Output all of the entries beneath, exactly as written.

(Supplied information):
==========
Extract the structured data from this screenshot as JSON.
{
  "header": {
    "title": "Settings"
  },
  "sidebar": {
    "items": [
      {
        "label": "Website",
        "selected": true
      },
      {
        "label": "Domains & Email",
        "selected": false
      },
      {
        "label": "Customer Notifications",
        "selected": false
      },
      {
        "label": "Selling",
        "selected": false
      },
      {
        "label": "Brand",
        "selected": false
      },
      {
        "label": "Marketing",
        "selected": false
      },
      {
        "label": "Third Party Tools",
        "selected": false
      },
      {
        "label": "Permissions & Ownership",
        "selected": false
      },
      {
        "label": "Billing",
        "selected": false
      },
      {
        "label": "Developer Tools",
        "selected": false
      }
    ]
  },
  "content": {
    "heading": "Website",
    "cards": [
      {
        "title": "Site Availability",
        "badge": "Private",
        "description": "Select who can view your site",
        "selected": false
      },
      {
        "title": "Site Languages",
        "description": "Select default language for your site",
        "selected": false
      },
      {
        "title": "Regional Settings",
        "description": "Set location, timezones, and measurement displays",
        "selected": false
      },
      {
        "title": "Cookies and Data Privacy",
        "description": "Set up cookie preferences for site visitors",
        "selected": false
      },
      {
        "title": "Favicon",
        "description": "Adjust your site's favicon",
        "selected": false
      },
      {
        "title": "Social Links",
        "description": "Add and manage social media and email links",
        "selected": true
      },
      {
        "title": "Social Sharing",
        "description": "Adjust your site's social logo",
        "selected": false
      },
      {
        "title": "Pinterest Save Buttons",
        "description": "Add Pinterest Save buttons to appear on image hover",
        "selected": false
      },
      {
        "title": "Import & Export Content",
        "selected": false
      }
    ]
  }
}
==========
(Written response):
Extract the structured data from this screenshot as JSON.
{
  "header": {
    "title": "Settings"
  },
  "sidebar": {
    "items": [
      {
        "label": "Website",
        "selected": true
      },
      {
        "label": "Domains & Email",
        "selected": false
      },
      {
        "label": "Customer Notifications",
        "selected": false
      },
      {
        "label": "Selling",
        "selected": false
      },
      {
        "label": "Brand",
        "selected": false
      },
      {
        "label": "Marketing",
        "selected": false
      },
      {
        "label": "Third Party Tools",
        "selected": false
      },
      {
        "label": "Permissions & Ownership",
        "selected": false
      },
      {
        "label": "Billing",
        "selected": false
      },
      {
        "label": "Developer Tools",
        "selected": false
      }
    ]
  },
  "content": {
    "heading": "Website",
    "cards": [
      {
        "title": "Site Availability",
        "badge": "Private",
        "description": "Select who can view your site",
        "selected": false
      },
      {
        "title": "Site Languages",
        "description": "Select default language for your site",
        "selected": false
      },
      {
        "title": "Regional Settings",
        "description": "Set location, timezones, and measurement displays",
        "selected": false
      },
      {
        "title": "Cookies and Data Privacy",
        "description": "Set up cookie preferences for site visitors",
        "selected": false
      },
      {
        "title": "Favicon",
        "description": "Adjust your site's favicon",
        "selected": false
      },
      {
        "title": "Social Links",
        "description": "Add and manage social media and email links",
        "selected": true
      },
      {
        "title": "Social Sharing",
        "description": "Adjust your site's social logo",
        "selected": false
      },
      {
        "title": "Pinterest Save Buttons",
        "description": "Add Pinterest Save buttons to appear on image hover",
        "selected": false
      },
      {
        "title": "Import & Export Content",
        "selected": false
      }
    ]
  }
}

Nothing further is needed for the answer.